## Exercise instructions
The answer should contain every record below, output exactly.

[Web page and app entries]
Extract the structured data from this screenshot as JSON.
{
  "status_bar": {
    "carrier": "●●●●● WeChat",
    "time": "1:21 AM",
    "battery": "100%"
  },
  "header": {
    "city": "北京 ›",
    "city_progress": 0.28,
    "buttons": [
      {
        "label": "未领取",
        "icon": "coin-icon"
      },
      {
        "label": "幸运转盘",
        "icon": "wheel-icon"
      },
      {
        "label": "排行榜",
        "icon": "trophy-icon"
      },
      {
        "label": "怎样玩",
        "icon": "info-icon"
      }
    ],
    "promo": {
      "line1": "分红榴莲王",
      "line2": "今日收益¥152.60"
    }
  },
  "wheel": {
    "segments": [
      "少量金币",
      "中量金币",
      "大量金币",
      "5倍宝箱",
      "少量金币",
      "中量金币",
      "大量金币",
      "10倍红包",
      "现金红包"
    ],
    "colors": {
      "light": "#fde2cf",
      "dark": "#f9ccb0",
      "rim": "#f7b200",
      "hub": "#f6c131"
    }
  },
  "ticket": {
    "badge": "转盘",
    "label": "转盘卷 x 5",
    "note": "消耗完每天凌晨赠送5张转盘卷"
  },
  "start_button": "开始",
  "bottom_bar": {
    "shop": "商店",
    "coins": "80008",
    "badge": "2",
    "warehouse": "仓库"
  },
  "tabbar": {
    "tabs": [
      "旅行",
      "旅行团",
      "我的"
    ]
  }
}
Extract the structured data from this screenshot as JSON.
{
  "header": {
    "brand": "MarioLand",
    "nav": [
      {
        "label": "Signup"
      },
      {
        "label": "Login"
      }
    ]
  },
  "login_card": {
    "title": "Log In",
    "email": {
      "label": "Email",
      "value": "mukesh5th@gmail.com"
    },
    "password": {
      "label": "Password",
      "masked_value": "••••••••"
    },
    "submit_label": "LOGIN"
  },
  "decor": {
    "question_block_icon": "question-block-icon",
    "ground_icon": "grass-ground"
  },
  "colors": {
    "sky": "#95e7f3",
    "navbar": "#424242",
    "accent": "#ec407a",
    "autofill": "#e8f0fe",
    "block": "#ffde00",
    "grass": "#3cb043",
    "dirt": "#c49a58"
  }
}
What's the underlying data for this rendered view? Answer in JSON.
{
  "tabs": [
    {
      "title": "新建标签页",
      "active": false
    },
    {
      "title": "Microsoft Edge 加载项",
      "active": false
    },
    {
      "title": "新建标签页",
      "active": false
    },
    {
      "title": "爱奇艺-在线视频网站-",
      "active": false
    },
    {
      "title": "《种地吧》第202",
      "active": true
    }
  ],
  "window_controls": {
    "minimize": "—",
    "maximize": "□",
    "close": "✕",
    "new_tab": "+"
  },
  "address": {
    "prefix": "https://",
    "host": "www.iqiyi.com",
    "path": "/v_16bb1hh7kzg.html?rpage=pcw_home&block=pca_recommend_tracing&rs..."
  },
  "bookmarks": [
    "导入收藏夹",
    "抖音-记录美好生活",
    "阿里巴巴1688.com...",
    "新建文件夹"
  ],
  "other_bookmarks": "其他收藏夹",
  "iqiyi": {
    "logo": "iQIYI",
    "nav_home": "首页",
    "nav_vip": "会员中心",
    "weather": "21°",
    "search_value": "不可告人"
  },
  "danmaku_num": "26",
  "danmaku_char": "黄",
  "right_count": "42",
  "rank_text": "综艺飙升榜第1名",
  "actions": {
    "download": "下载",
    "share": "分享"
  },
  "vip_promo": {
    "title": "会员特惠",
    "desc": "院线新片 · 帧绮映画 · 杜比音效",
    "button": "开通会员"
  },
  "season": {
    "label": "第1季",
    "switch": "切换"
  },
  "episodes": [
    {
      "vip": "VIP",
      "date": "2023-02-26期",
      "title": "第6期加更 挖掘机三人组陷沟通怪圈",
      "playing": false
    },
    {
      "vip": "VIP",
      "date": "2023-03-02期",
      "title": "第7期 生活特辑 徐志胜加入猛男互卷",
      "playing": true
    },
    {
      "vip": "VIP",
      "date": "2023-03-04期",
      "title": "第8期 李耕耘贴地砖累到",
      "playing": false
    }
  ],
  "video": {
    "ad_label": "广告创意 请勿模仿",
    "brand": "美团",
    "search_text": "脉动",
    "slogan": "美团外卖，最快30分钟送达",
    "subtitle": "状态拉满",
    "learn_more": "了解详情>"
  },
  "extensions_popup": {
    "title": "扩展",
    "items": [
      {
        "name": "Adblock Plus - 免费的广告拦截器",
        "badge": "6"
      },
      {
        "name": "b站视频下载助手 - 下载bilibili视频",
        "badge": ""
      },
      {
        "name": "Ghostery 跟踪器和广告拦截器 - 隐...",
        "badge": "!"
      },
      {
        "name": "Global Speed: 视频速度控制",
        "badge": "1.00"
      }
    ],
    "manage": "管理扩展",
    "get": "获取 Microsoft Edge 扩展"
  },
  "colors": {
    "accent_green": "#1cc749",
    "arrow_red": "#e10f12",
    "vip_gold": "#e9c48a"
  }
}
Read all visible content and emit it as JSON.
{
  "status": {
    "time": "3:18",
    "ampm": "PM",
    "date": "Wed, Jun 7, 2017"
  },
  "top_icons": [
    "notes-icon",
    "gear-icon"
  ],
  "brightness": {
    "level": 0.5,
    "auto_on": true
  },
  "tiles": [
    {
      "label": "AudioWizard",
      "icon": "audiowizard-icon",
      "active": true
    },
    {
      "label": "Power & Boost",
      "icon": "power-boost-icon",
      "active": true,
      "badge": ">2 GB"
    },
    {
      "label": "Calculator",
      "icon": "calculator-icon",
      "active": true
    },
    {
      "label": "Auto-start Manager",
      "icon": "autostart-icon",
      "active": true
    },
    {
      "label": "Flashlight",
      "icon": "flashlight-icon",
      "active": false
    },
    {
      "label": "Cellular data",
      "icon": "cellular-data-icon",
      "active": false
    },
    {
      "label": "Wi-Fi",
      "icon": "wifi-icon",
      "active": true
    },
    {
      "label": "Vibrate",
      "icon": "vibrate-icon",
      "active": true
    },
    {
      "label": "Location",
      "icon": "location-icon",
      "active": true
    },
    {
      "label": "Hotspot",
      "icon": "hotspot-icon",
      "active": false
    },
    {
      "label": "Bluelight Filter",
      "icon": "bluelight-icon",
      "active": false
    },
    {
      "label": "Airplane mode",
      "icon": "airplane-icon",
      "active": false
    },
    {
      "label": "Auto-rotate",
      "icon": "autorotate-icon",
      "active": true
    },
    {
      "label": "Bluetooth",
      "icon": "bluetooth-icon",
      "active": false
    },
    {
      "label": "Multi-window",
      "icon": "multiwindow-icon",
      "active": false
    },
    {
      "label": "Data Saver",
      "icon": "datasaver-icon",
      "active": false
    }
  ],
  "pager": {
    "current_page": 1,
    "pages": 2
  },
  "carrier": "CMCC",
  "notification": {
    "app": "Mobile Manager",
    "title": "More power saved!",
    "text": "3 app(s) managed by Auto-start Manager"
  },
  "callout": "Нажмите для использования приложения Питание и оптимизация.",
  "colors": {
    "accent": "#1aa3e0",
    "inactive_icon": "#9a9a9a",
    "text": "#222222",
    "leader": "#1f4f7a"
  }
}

## Solved problem
Extract the structured data from this screenshot as JSON.
{
  "status_bar": {
    "carrier": "●●●●● WeChat",
    "time": "1:21 AM",
    "battery": "100%"
  },
  "header": {
    "city": "北京 ›",
    "city_progress": 0.28,
    "buttons": [
      {
        "label": "未领取",
        "icon": "coin-icon"
      },
      {
        "label": "幸运转盘",
        "icon": "wheel-icon"
      },
      {
        "label": "排行榜",
        "icon": "trophy-icon"
      },
      {
        "label": "怎样玩",
        "icon": "info-icon"
      }
    ],
    "promo": {
      "line1": "分红榴莲王",
      "line2": "今日收益¥152.60"
    }
  },
  "wheel": {
    "segments": [
      "少量金币",
      "中量金币",
      "大量金币",
      "5倍宝箱",
      "少量金币",
      "中量金币",
      "大量金币",
      "10倍红包",
      "现金红包"
    ],
    "colors": {
      "light": "#fde2cf",
      "dark": "#f9ccb0",
      "rim": "#f7b200",
      "hub": "#f6c131"
    }
  },
  "ticket": {
    "badge": "转盘",
    "label": "转盘卷 x 5",
    "note": "消耗完每天凌晨赠送5张转盘卷"
  },
  "start_button": "开始",
  "bottom_bar": {
    "shop": "商店",
    "coins": "80008",
    "badge": "2",
    "warehouse": "仓库"
  },
  "tabbar": {
    "tabs": [
      "旅行",
      "旅行团",
      "我的"
    ]
  }
}
Extract the structured data from this screenshot as JSON.
{
  "header": {
    "brand": "MarioLand",
    "nav": [
      {
        "label": "Signup"
      },
      {
        "label": "Login"
      }
    ]
  },
  "login_card": {
    "title": "Log In",
    "email": {
      "label": "Email",
      "value": "mukesh5th@gmail.com"
    },
    "password": {
      "label": "Password",
      "masked_value": "••••••••"
    },
    "submit_label": "LOGIN"
  },
  "decor": {
    "question_block_icon": "question-block-icon",
    "ground_icon": "grass-ground"
  },
  "colors": {
    "sky": "#95e7f3",
    "navbar": "#424242",
    "accent": "#ec407a",
    "autofill": "#e8f0fe",
    "block": "#ffde00",
    "grass": "#3cb043",
    "dirt": "#c49a58"
  }
}
What's the underlying data for this rendered view? Answer in JSON.
{
  "tabs": [
    {
      "title": "新建标签页",
      "active": false
    },
    {
      "title": "Microsoft Edge 加载项",
      "active": false
    },
    {
      "title": "新建标签页",
      "active": false
    },
    {
      "title": "爱奇艺-在线视频网站-",
      "active": false
    },
    {
      "title": "《种地吧》第202",
      "active": true
    }
  ],
  "window_controls": {
    "minimize": "—",
    "maximize": "□",
    "close": "✕",
    "new_tab": "+"
  },
  "address": {
    "prefix": "https://",
    "host": "www.iqiyi.com",
    "path": "/v_16bb1hh7kzg.html?rpage=pcw_home&block=pca_recommend_tracing&rs..."
  },
  "bookmarks": [
    "导入收藏夹",
    "抖音-记录美好生活",
    "阿里巴巴1688.com...",
    "新建文件夹"
  ],
  "other_bookmarks": "其他收藏夹",
  "iqiyi": {
    "logo": "iQIYI",
    "nav_home": "首页",
    "nav_vip": "会员中心",
    "weather": "21°",
    "search_value": "不可告人"
  },
  "danmaku_num": "26",
  "danmaku_char": "黄",
  "right_count": "42",
  "rank_text": "综艺飙升榜第1名",
  "actions": {
    "download": "下载",
    "share": "分享"
  },
  "vip_promo": {
    "title": "会员特惠",
    "desc": "院线新片 · 帧绮映画 · 杜比音效",
    "button": "开通会员"
  },
  "season": {
    "label": "第1季",
    "switch": "切换"
  },
  "episodes": [
    {
      "vip": "VIP",
      "date": "2023-02-26期",
      "title": "第6期加更 挖掘机三人组陷沟通怪圈",
      "playing": false
    },
    {
      "vip": "VIP",
      "date": "2023-03-02期",
      "title": "第7期 生活特辑 徐志胜加入猛男互卷",
      "playing": true
    },
    {
      "vip": "VIP",
      "date": "2023-03-04期",
      "title": "第8期 李耕耘贴地砖累到",
      "playing": false
    }
  ],
  "video": {
    "ad_label": "广告创意 请勿模仿",
    "brand": "美团",
    "search_text": "脉动",
    "slogan": "美团外卖，最快30分钟送达",
    "subtitle": "状态拉满",
    "learn_more": "了解详情>"
  },
  "extensions_popup": {
    "title": "扩展",
    "items": [
      {
        "name": "Adblock Plus - 免费的广告拦截器",
        "badge": "6"
      },
      {
        "name": "b站视频下载助手 - 下载bilibili视频",
        "badge": ""
      },
      {
        "name": "Ghostery 跟踪器和广告拦截器 - 隐...",
        "badge": "!"
      },
      {
        "name": "Global Speed: 视频速度控制",
        "badge": "1.00"
      }
    ],
    "manage": "管理扩展",
    "get": "获取 Microsoft Edge 扩展"
  },
  "colors": {
    "accent_green": "#1cc749",
    "arrow_red": "#e10f12",
    "vip_gold": "#e9c48a"
  }
}
Read all visible content and emit it as JSON.
{
  "status": {
    "time": "3:18",
    "ampm": "PM",
    "date": "Wed, Jun 7, 2017"
  },
  "top_icons": [
    "notes-icon",
    "gear-icon"
  ],
  "brightness": {
    "level": 0.5,
    "auto_on": true
  },
  "tiles": [
    {
      "label": "AudioWizard",
      "icon": "audiowizard-icon",
      "active": true
    },
    {
      "label": "Power & Boost",
      "icon": "power-boost-icon",
      "active": true,
      "badge": ">2 GB"
    },
    {
      "label": "Calculator",
      "icon": "calculator-icon",
      "active": true
    },
    {
      "label": "Auto-start Manager",
      "icon": "autostart-icon",
      "active": true
    },
    {
      "label": "Flashlight",
      "icon": "flashlight-icon",
      "active": false
    },
    {
      "label": "Cellular data",
      "icon": "cellular-data-icon",
      "active": false
    },
    {
      "label": "Wi-Fi",
      "icon": "wifi-icon",
      "active": true
    },
    {
      "label": "Vibrate",
      "icon": "vibrate-icon",
      "active": true
    },
    {
      "label": "Location",
      "icon": "location-icon",
      "active": true
    },
    {
      "label": "Hotspot",
      "icon": "hotspot-icon",
      "active": false
    },
    {
      "label": "Bluelight Filter",
      "icon": "bluelight-icon",
      "active": false
    },
    {
      "label": "Airplane mode",
      "icon": "airplane-icon",
      "active": false
    },
    {
      "label": "Auto-rotate",
      "icon": "autorotate-icon",
      "active": true
    },
    {
      "label": "Bluetooth",
      "icon": "bluetooth-icon",
      "active": false
    },
    {
      "label": "Multi-window",
      "icon": "multiwindow-icon",
      "active": false
    },
    {
      "label": "Data Saver",
      "icon": "datasaver-icon",
      "active": false
    }
  ],
  "pager": {
    "current_page": 1,
    "pages": 2
  },
  "carrier": "CMCC",
  "notification": {
    "app": "Mobile Manager",
    "title": "More power saved!",
    "text": "3 app(s) managed by Auto-start Manager"
  },
  "callout": "Нажмите для использования приложения Питание и оптимизация.",
  "colors": {
    "accent": "#1aa3e0",
    "inactive_icon": "#9a9a9a",
    "text": "#222222",
    "leader": "#1f4f7a"
  }
}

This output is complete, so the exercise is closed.